---- Entries shown
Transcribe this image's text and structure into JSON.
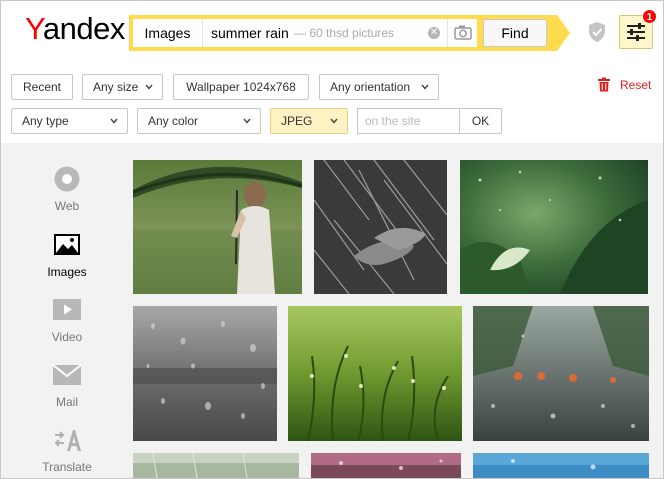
{
  "header": {
    "logo_first": "Y",
    "logo_rest": "andex",
    "search": {
      "service_tag": "Images",
      "query": "summer rain",
      "hint": "— 60 thsd pictures"
    },
    "find_label": "Find",
    "settings_badge": "1"
  },
  "filters": {
    "row1": [
      "Recent",
      "Any size",
      "Wallpaper 1024x768",
      "Any orientation"
    ],
    "row2": [
      "Any type",
      "Any color",
      "JPEG"
    ],
    "site_placeholder": "on the site",
    "ok_label": "OK",
    "reset_label": "Reset",
    "accent_color": "#ffdb4d",
    "reset_color": "#e02020"
  },
  "sidenav": {
    "items": [
      {
        "label": "Web",
        "icon": "web-icon",
        "active": false
      },
      {
        "label": "Images",
        "icon": "images-icon",
        "active": true
      },
      {
        "label": "Video",
        "icon": "video-icon",
        "active": false
      },
      {
        "label": "Mail",
        "icon": "mail-icon",
        "active": false
      },
      {
        "label": "Translate",
        "icon": "translate-icon",
        "active": false
      }
    ]
  },
  "results": {
    "tiles": [
      "woman-umbrella-rain",
      "hands-in-rain",
      "rain-on-leaves",
      "raindrops-on-glass",
      "wet-grass",
      "rainy-street-windshield",
      "rain-meadow",
      "pink-rain-drops",
      "blue-water-drops"
    ]
  }
}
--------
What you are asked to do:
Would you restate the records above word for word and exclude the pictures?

Finished task:
Transcribe this image's text and structure into JSON.
{
  "header": {
    "logo_first": "Y",
    "logo_rest": "andex",
    "search": {
      "service_tag": "Images",
      "query": "summer rain",
      "hint": "— 60 thsd pictures"
    },
    "find_label": "Find",
    "settings_badge": "1"
  },
  "filters": {
    "row1": [
      "Recent",
      "Any size",
      "Wallpaper 1024x768",
      "Any orientation"
    ],
    "row2": [
      "Any type",
      "Any color",
      "JPEG"
    ],
    "site_placeholder": "on the site",
    "ok_label": "OK",
    "reset_label": "Reset",
    "accent_color": "#ffdb4d",
    "reset_color": "#e02020"
  },
  "sidenav": {
    "items": [
      {
        "label": "Web",
        "icon": "web-icon",
        "active": false
      },
      {
        "label": "Images",
        "icon": "images-icon",
        "active": true
      },
      {
        "label": "Video",
        "icon": "video-icon",
        "active": false
      },
      {
        "label": "Mail",
        "icon": "mail-icon",
        "active": false
      },
      {
        "label": "Translate",
        "icon": "translate-icon",
        "active": false
      }
    ]
  },
  "results": {
    "tiles": [
      "woman-umbrella-rain",
      "hands-in-rain",
      "rain-on-leaves",
      "raindrops-on-glass",
      "wet-grass",
      "rainy-street-windshield",
      "rain-meadow",
      "pink-rain-drops",
      "blue-water-drops"
    ]
  }
}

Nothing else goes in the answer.